What does travel mean to you?
Rymn: Travel has, from an early age, brought out the best in me. It has allowed me to nurture and enjoy the most beloved version of myself. When I am abroad, I am the other—an observer, a participant, an onlooker. I have learned the value of respect, the tingle of discovery, the thrill and enormous privilege of immersion in someone else’s world. It made me realise that how I held myself was how I was perceived in cultures where language was not the medium of exchange. I smile more, I am more open, more curious, and more sensitive. Nothing else but falling in love for the first time has ever evoked all those emotions. Travel does that every single time.
Radha: Oh as I write this, how much I miss travelling. I feel the most rejuvenated and inspired after any trip. I come back feeling like anything is possible. When I’m in a new landscape I have learned most from the silent moments and the spaces in between, like for example how the light plays in the bedroom in the afternoon. I often sleep much better when I’m in a new place and that certain impermanent home that you make for that short period. It almost feels like I have a new or a different life. I experience such freedom because I have no attachment to any identity at that time. When I travel I make a connection with my soul and that makes me feel alive and present.
Our tenth anniversary issue celebrates that the #BestTripsLastForever. Tell us about your most memorable trip.
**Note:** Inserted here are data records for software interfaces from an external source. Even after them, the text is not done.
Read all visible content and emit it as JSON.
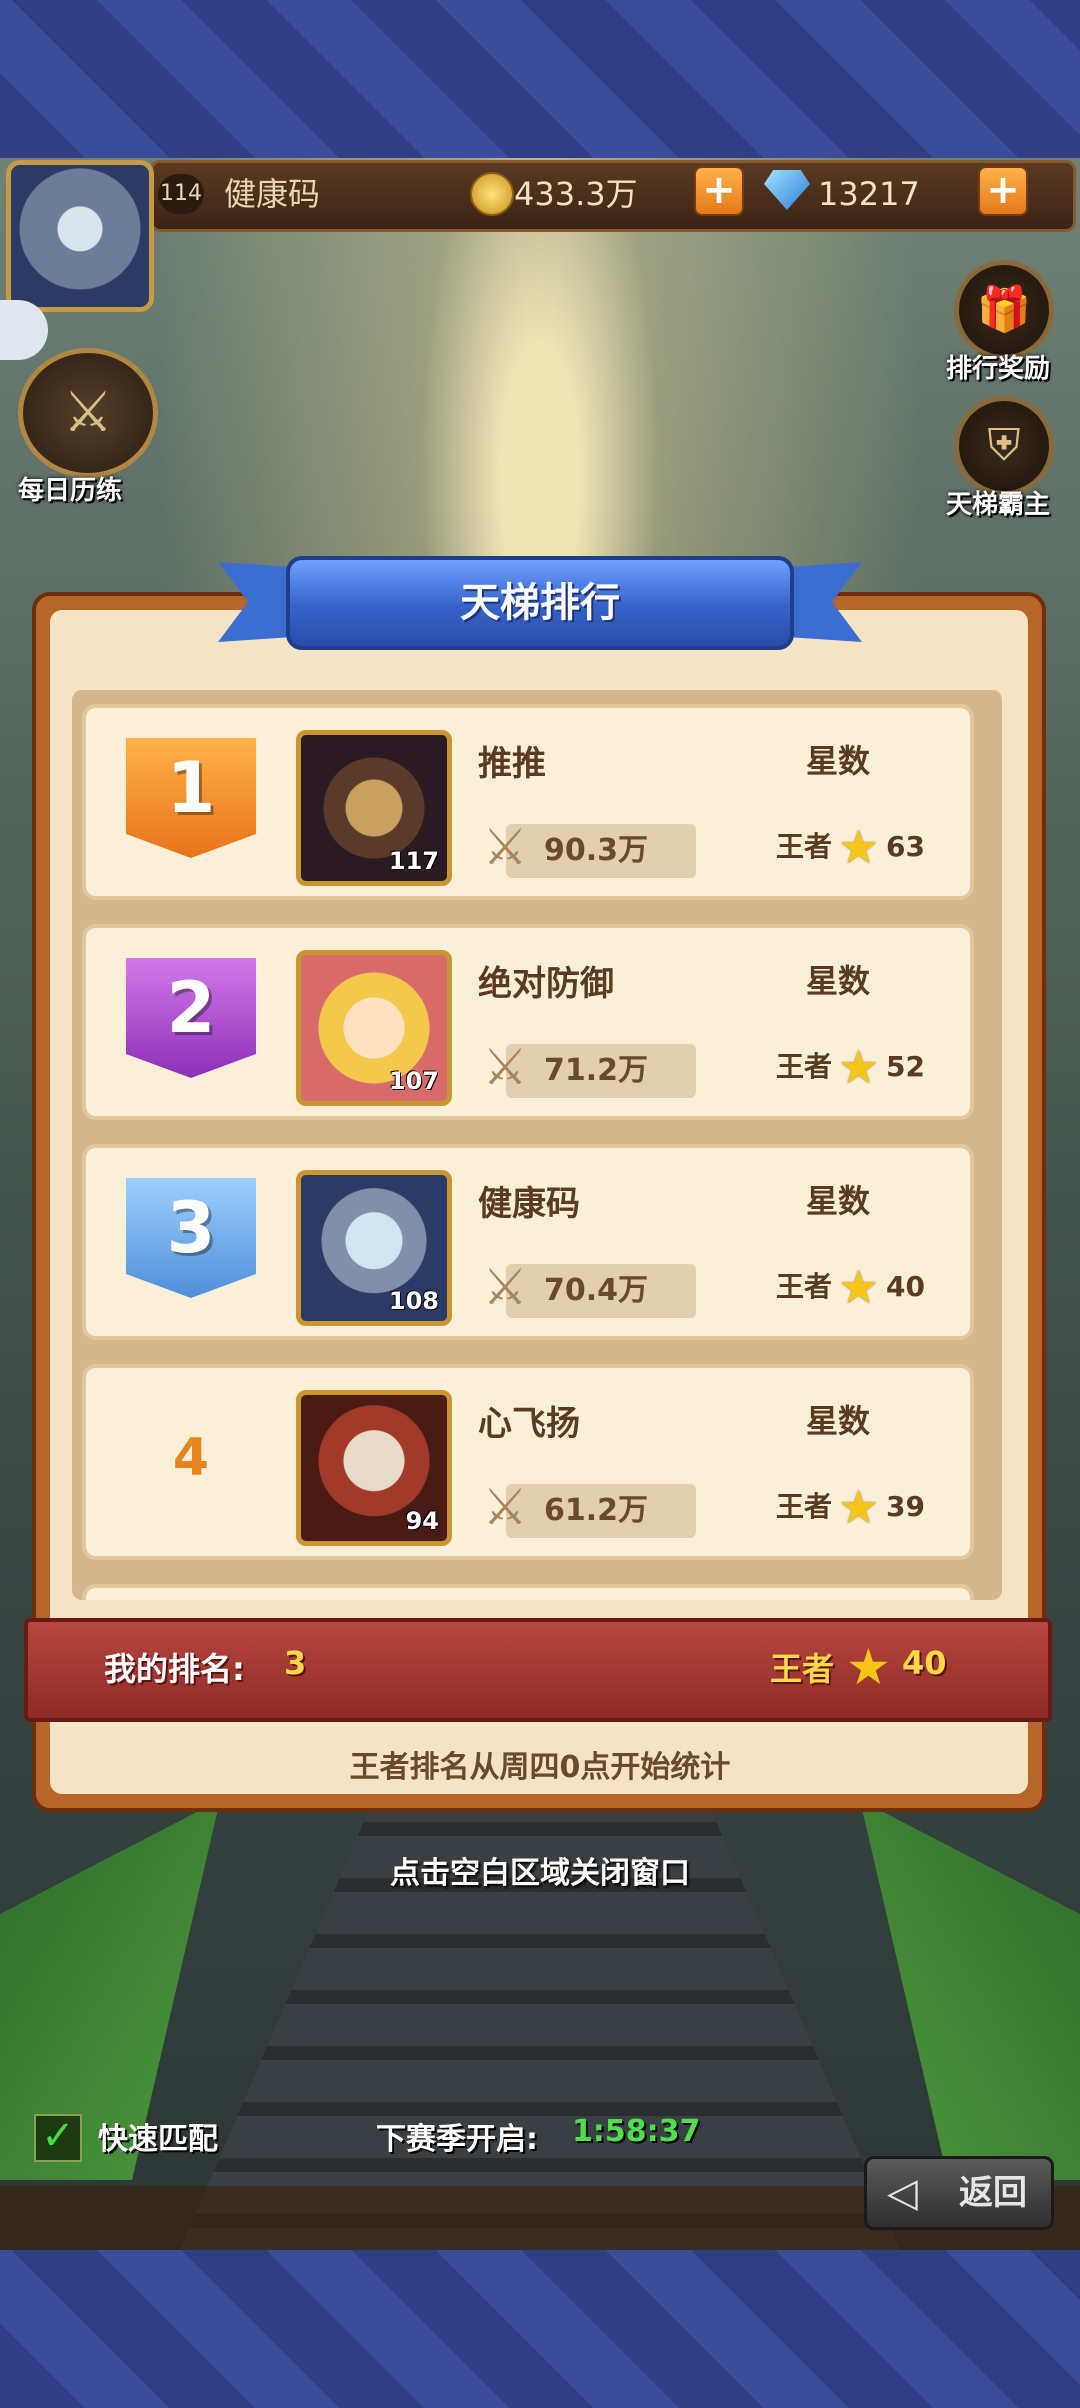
{
  "top_bar": {
    "level": "114",
    "player_name": "健康码",
    "gold": "433.3万",
    "gems": "13217"
  },
  "side_buttons": {
    "daily_training": "每日历练",
    "rank_rewards": "排行奖励",
    "ladder_master": "天梯霸主"
  },
  "modal": {
    "title": "天梯排行",
    "rows": [
      {
        "rank": "1",
        "name": "推推",
        "level": "117",
        "power": "90.3万",
        "star_header": "星数",
        "tier": "王者",
        "stars": "63"
      },
      {
        "rank": "2",
        "name": "绝对防御",
        "level": "107",
        "power": "71.2万",
        "star_header": "星数",
        "tier": "王者",
        "stars": "52"
      },
      {
        "rank": "3",
        "name": "健康码",
        "level": "108",
        "power": "70.4万",
        "star_header": "星数",
        "tier": "王者",
        "stars": "40"
      },
      {
        "rank": "4",
        "name": "心飞扬",
        "level": "94",
        "power": "61.2万",
        "star_header": "星数",
        "tier": "王者",
        "stars": "39"
      }
    ],
    "my_rank_label": "我的排名:",
    "my_rank_value": "3",
    "my_tier": "王者",
    "my_stars": "40",
    "notice": "王者排名从周四0点开始统计"
  },
  "close_hint": "点击空白区域关闭窗口",
  "bottom": {
    "quick_match": "快速匹配",
    "next_season_label": "下赛季开启:",
    "next_season_time": "1:58:37",
    "back": "返回"
  },
  "colors": {
    "modal_border": "#b8652a",
    "row_bg": "#faf0da",
    "title_ribbon": "#3562c9",
    "my_rank_bar": "#a0362f",
    "timer_green": "#4ee04a"
  }
}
Rymn: I would have to go back to my maiden voyage to Italy, when I was 11. We joined a tour group from London made up of older English couples enjoying a jaunt through Italy. And then there was us: my stunning 35-year-old mother and this pigtailed 11-year-old. We landed in Rimini (which I assumed had been named for me), travelled in a bus to Venice, Florence, Rome, and Torino with this chatty troop of English retirees. Tried my first sip of Prosecco, fell asleep mid-way through an italian singer’s performance in a grotto, threw my obligatory coins into Trevi, was serenaded by gondoliers in Venice, had a bus driver named Romeo who tried to chat up every female under the age of 60, and fell in love with a country that I adore to this day. There have been other trips since, but nothing is so indelibly stamped in my memory as this trip.
Radha: I travelled to Amsterdam for the first time in 2012 with my girlfriends. It was the most memorable and cathartic trip ever. I went with a heavy heart after a breakup and my head was full of memories and pain. One afternoon after having one too many glasses of hot wine in the cold, I spiralled and almost had an out-of-body experience. It took many silent moments, cold baths and emotional upheavals in a day but I knew I gained something and that has stayed with me ever since. I remember every single moment from that trip not as if I lived it; it is like watching a film. Every time I revisit that, I am reminded of the resilience and freedom I experienced.